CASTLEMAN'S FARM, WOOBURN COMMON (SOUTH BUCKS)
The tiny pond on Green Common Lane opposite the farm (SU 923 877) harboured 20 Mallards and 4 Moorhens whilst the animal paddocks to the south of the road yielded 7 Goldfinch, 15 Chaffinch, 12 House Sparrows and 230 Common Starlings.
In the small section of wood at the bottom of Ship Hill (at its junction with Green Common Lane), a Nuthatch was seen.
HEDGERLEY LANE (SOUTH BUCKS)
The fields to the north of Slade Farm (SU 969 873) had recently been tilled and consequently had attracted quite a few birds including 121 Lapwings, 25 Common Pheasants and 14 Red-legged Partridges - the latter my first in the county this year.
Neighbouring Hillmott's Farm Wood was very quiet and nigh on birdless with Robin, Great Tit, Redwing, Common Blackbird and Great Spotted Woodpecker all that was recorded.
RSPB CHURCH WOOD HEDGERLEY (SOUTH BUCKS)
This site still remains the most reliable site for Lesser Spotted Woodpecker in Buckinghamshire with a pair breeding and fledging young in both 2009 and 2010. None was to be found today however although a circuituous walk right round did produce 3 Jays, 3 Nuthatches, 5 COMMON TREECREEPERS (affording some very excellent views), 5 Goldcrests, 15 Redwing, 2 Song Thrush (including a male in full song), Great Tit, Coal Tit, 5 Long-tailed Tits, 2 SISKIN and 1 LESSER REDPOLL.

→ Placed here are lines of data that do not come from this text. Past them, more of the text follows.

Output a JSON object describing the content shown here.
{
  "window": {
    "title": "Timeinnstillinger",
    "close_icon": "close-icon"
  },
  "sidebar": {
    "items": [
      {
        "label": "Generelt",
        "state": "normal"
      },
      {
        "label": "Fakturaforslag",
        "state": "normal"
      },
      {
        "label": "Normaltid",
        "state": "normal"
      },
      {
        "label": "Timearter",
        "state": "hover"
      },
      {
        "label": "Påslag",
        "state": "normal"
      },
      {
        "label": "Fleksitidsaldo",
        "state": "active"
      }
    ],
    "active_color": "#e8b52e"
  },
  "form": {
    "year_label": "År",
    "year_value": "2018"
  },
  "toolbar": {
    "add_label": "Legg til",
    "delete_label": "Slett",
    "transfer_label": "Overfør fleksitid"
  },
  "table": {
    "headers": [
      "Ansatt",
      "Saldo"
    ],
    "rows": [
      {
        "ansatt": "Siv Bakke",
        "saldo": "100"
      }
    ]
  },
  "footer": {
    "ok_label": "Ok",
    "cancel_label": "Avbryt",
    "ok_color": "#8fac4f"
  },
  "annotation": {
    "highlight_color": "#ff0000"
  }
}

Just down from the RSPB shed, volunteers have created some excellent drinking pools for birds and a new marshy area at the bottom of the valley.
FULMER LAKE (SOUTH BUCKS) (SU 994 863)
Waterbirds present included 1 Sinensis Cormorant, 1 Mute Swan, 27 Atlantic Canada Geese, 30 Mallard, 10 Gadwall, 6 Common Teal, 18 Tufted Duck, 7 Northern Pochard, 32 Coot and 7 Moorhen, with the woodland strip harbouring Great Spotted Woodpecker, Wren, Song Thrush (singing male), Common Blackbird, Robin and Great Tit. A Red Kite was drifting overhead.
SPADE OAK GP, LITTLE MARLOW (BUCKS)
(with David Gantzel and friend)
Much as yesterday afternoon, with both COMMON SHELDUCK, 3 EGYPTIAN GEESE, 157 Wigeon, 23 Teal, 16 Pochard and 21 Great Crested Grebes all again present; Lapwing numbers had increased to 302 but it was the roosting gulls I had come to sift through.
I watched the roost from 1530-1615 hours during which time the Iceland Gull did not come in; most pleasing however was the presence of a single adult MEDITERRANEAN GULL that was sat with the Black-headed Gulls on the water at the east end. It was still in full winter plumage with no black yet developing on the head other than just around the eye and ear-coverts but did have a well-developed bright red bill. Common Gulls were far more numerous than on last night with 400 counted.
MARLOW LOW GROUNDS (SOUTH BUCKS)
Hoping to see a reliable Barn Owl, I set off for the Low Grounds. I waited until dark (1717 hours) but no sign - not really sure exactly where to look. The pools held 3 Mute Swans, 8 Egyptian Geese and 6 Common Teal.